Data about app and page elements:
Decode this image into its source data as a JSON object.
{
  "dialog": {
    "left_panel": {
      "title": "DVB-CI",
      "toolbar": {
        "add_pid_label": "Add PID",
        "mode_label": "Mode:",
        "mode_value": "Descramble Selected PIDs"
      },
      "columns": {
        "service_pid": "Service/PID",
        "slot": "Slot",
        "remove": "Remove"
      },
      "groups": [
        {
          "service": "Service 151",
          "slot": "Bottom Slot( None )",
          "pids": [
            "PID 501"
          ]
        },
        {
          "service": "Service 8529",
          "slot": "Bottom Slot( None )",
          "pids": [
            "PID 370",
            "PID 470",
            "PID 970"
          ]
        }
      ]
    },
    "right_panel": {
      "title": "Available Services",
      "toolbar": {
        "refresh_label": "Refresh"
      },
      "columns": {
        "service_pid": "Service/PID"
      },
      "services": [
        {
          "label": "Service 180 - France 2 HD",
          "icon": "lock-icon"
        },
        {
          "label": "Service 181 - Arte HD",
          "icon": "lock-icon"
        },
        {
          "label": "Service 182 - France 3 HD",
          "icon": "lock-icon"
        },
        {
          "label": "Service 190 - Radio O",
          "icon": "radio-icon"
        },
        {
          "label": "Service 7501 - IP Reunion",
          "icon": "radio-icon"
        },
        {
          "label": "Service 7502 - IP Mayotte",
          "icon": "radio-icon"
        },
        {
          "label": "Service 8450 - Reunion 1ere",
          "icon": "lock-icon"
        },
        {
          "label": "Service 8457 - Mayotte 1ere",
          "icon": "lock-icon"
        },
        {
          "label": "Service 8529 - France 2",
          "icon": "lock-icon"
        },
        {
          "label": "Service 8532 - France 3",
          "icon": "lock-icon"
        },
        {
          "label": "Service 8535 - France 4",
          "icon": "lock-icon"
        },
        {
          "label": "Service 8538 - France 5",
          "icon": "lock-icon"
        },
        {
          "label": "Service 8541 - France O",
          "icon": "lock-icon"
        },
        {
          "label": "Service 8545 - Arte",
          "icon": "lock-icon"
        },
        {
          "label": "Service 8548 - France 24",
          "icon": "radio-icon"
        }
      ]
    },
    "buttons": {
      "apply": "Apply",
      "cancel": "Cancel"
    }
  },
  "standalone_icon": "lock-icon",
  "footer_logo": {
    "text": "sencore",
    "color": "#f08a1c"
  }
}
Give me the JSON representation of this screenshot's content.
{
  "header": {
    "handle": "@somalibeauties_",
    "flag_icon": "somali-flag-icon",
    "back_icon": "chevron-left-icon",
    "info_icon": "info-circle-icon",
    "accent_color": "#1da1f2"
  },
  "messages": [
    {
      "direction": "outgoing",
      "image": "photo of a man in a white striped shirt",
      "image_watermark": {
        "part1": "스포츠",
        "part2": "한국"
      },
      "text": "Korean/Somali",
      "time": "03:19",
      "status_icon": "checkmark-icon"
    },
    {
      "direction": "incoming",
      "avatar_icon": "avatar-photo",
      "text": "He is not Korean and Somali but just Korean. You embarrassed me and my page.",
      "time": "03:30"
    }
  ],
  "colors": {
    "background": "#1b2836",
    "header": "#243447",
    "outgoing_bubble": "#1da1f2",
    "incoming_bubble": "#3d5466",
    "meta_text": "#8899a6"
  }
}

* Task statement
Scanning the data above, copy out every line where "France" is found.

* Solution for this exercise
          "label": "Service 180 - France 2 HD",
          "label": "Service 182 - France 3 HD",
          "label": "Service 8529 - France 2",
          "label": "Service 8532 - France 3",
          "label": "Service 8535 - France 4",
          "label": "Service 8538 - France 5",
          "label": "Service 8541 - France O",
          "label": "Service 8548 - France 24",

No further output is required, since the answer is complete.